▸ **INSTRUCTIONS FOR THE TASK**:
Once the pictures are set aside, print the records that follow exactly as written.

▸ **MATERIAL SHOWN**:
BEGIN

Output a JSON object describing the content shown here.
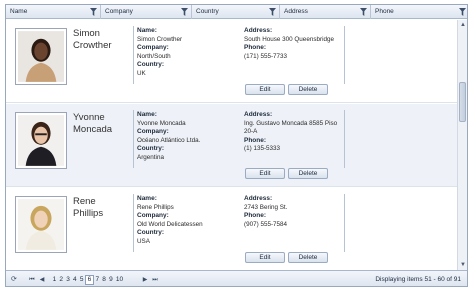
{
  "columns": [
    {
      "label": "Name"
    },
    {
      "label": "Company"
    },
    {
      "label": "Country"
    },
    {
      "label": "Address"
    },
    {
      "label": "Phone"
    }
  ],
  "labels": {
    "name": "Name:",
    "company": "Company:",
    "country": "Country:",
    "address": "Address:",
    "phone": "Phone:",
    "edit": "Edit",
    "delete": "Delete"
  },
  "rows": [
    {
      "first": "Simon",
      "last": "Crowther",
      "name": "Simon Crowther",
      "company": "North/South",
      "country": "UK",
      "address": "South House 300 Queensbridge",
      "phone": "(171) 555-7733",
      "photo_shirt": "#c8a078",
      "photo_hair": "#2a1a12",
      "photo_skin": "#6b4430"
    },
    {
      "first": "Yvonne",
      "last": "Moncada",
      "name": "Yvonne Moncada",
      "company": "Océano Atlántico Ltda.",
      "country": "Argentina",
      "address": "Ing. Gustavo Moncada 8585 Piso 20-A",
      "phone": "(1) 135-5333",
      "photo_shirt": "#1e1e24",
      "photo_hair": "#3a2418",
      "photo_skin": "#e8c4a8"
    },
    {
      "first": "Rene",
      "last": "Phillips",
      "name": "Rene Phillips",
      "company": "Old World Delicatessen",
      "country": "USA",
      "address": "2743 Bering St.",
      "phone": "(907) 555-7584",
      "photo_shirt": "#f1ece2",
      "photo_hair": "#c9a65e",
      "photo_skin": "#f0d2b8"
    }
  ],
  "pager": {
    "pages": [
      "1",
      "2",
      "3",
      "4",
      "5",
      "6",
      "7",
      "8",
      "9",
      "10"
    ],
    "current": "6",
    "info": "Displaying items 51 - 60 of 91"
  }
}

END

▸ **ANSWER AREA**:
Output a JSON object describing the content shown here.
{
  "columns": [
    {
      "label": "Name"
    },
    {
      "label": "Company"
    },
    {
      "label": "Country"
    },
    {
      "label": "Address"
    },
    {
      "label": "Phone"
    }
  ],
  "labels": {
    "name": "Name:",
    "company": "Company:",
    "country": "Country:",
    "address": "Address:",
    "phone": "Phone:",
    "edit": "Edit",
    "delete": "Delete"
  },
  "rows": [
    {
      "first": "Simon",
      "last": "Crowther",
      "name": "Simon Crowther",
      "company": "North/South",
      "country": "UK",
      "address": "South House 300 Queensbridge",
      "phone": "(171) 555-7733",
      "photo_shirt": "#c8a078",
      "photo_hair": "#2a1a12",
      "photo_skin": "#6b4430"
    },
    {
      "first": "Yvonne",
      "last": "Moncada",
      "name": "Yvonne Moncada",
      "company": "Océano Atlántico Ltda.",
      "country": "Argentina",
      "address": "Ing. Gustavo Moncada 8585 Piso 20-A",
      "phone": "(1) 135-5333",
      "photo_shirt": "#1e1e24",
      "photo_hair": "#3a2418",
      "photo_skin": "#e8c4a8"
    },
    {
      "first": "Rene",
      "last": "Phillips",
      "name": "Rene Phillips",
      "company": "Old World Delicatessen",
      "country": "USA",
      "address": "2743 Bering St.",
      "phone": "(907) 555-7584",
      "photo_shirt": "#f1ece2",
      "photo_hair": "#c9a65e",
      "photo_skin": "#f0d2b8"
    }
  ],
  "pager": {
    "pages": [
      "1",
      "2",
      "3",
      "4",
      "5",
      "6",
      "7",
      "8",
      "9",
      "10"
    ],
    "current": "6",
    "info": "Displaying items 51 - 60 of 91"
  }
}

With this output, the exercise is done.